Last month, Chancellor of the Exchequer, Philip Hammond laid out ambitious plans that would help secure Britain’s position as a world leader in technology and innovation as part of his 2017 Budget announcement.
More money has been pledged for artificial intelligence (£75m) and the development of the national 5G mobile network (£160m) to support the tech and digital industries that will form “the backbone of the global economy of the future”.
He stressed a need to boost the number of trained computer science teachers and ultimately drive the development of digital skills for the 21st century’s workforce and this would be supported by £100m and a new National Centre for Computing.

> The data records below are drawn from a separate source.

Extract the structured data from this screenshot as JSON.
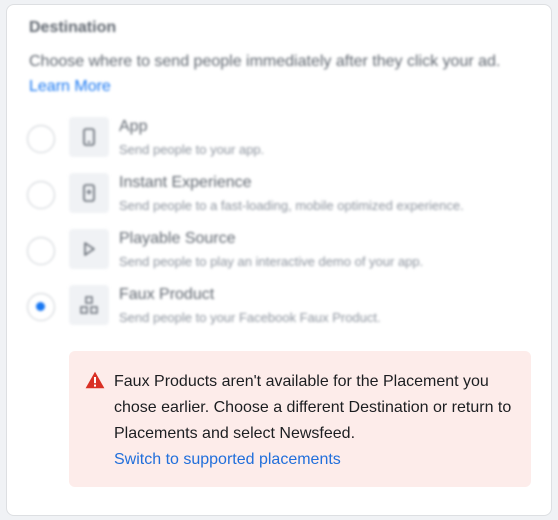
{
  "destination": {
    "title": "Destination",
    "description": "Choose where to send people immediately after they click your ad.",
    "learn_more": "Learn More",
    "options": [
      {
        "label": "App",
        "sublabel": "Send people to your app.",
        "icon": "phone-icon",
        "selected": false
      },
      {
        "label": "Instant Experience",
        "sublabel": "Send people to a fast-loading, mobile optimized experience.",
        "icon": "instant-experience-icon",
        "selected": false
      },
      {
        "label": "Playable Source",
        "sublabel": "Send people to play an interactive demo of your app.",
        "icon": "play-icon",
        "selected": false
      },
      {
        "label": "Faux Product",
        "sublabel": "Send people to your Facebook Faux Product.",
        "icon": "shapes-icon",
        "selected": true
      }
    ]
  },
  "warning": {
    "message": "Faux Products aren't available for the Placement you chose earlier. Choose a different Destination or return to Placements and select Newsfeed.",
    "link": "Switch to supported placements",
    "icon": "warning-triangle-icon"
  },
  "colors": {
    "accent": "#1877f2",
    "warning_bg": "#fdecea",
    "warning_icon": "#d93025"
  }
}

This is of course welcome news for our industry, and others, as evidence would suggest the UK is losing its place on the world stage when it comes to the development of cutting-edge technologies, top-cited scientific research and artificial intelligence inventions.

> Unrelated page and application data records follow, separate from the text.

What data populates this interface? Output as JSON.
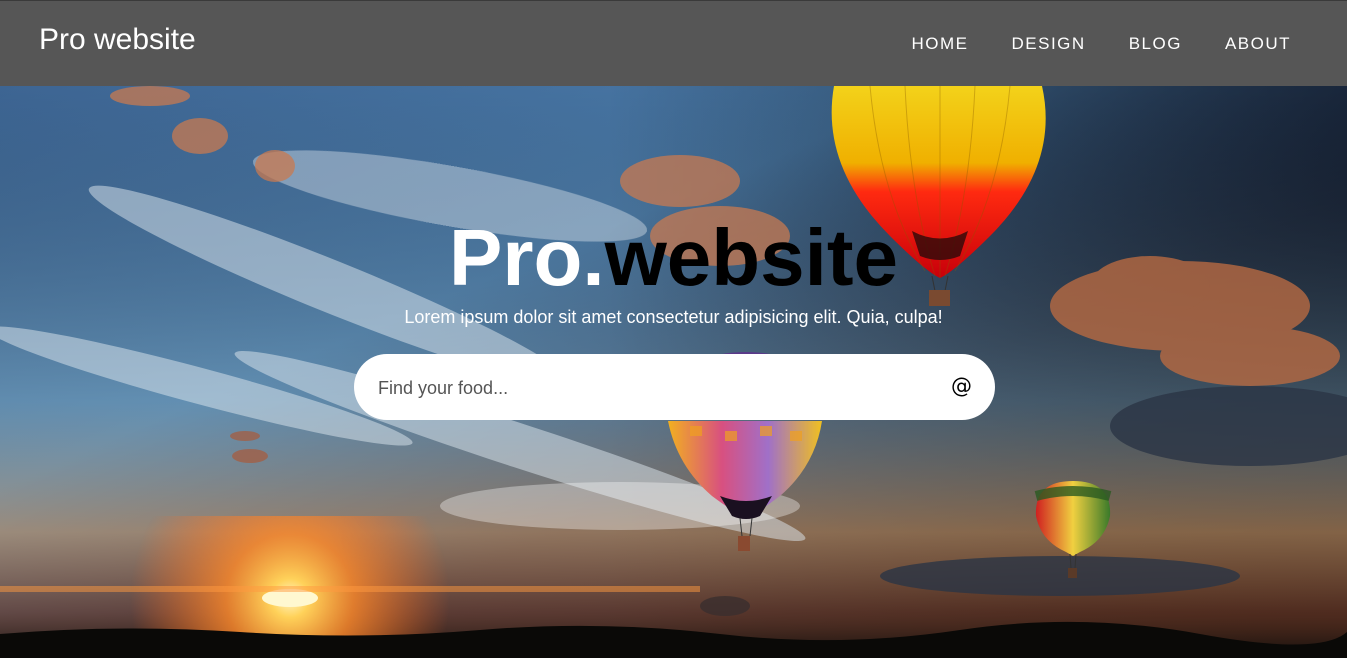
{
  "header": {
    "logo": "Pro website",
    "nav": [
      "HOME",
      "DESIGN",
      "BLOG",
      "ABOUT"
    ]
  },
  "hero": {
    "title_part1": "Pro.",
    "title_part2": "website",
    "subtitle": "Lorem ipsum dolor sit amet consectetur adipisicing elit. Quia, culpa!",
    "background": "sunset-sky-with-hot-air-balloons"
  },
  "search": {
    "placeholder": "Find your food...",
    "value": "",
    "icon": "at-icon",
    "icon_glyph": "@"
  },
  "colors": {
    "header_bg": "#565656",
    "text_light": "#ffffff",
    "title_dark": "#000000",
    "search_bg": "#ffffff"
  }
}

The question we must ask is, is it too little, too late? The same research from the OECD (Organisation for Economic Co-operation and Development) suggests 70% of AI technological development is happening in Japan, Korea, Taiwan and China. The investment these countries are making in this field is off the charts compared to the UK, especially when most secondary schools across the UK don’t even offer computer science at GCSE.
Yet Hammond is determined to grow the tech sector in order to benefit the wider economy, create more jobs and increase salaries. He appreciates that while the technology is developing today, it will continue to evolve and the next generation of programmers and engineers need to be moulded early on in order to fill the high productivity jobs of tomorrow.
Putting technology front and centre of his plans for post-Brexit Britain, Hammond has committed to these innovations and investments emerging not just at universities and research institutes, but across the commercial sector.
“A new tech business is founded in Britain every hour. I want that to be every half hour.”
As such, £20 billion of investment and a new £2.5 billion fund for start-ups from the British Business Bank will support regulatory innovation and help develop a strategy to back economic growth and help these start-ups to progress.
How do they do that? With a fresh supply of enthusiastic and entrepreneurial talent of course. The government is planning to nurture said talent with the introduction of a retraining partnership with the TUC and CBI to boost digital skills, funded by a further £76m that will be shared by the construction sector.
All too often, new thinking can meet roadblocks in the form of regulation. Steps will be taken to remove these as much as possible and allow for more testing and product development. Fantastic news, particularly for the telecommunications industry as we are constantly striving to be one step ahead of consumers, clients and the competition in terms of what’s to come.
We are always working to budgets, but this is one we are happy to work with, for the benefit of all.
Image courtesy of Serge Bertasius Photography at FreeDigitalPhotos.net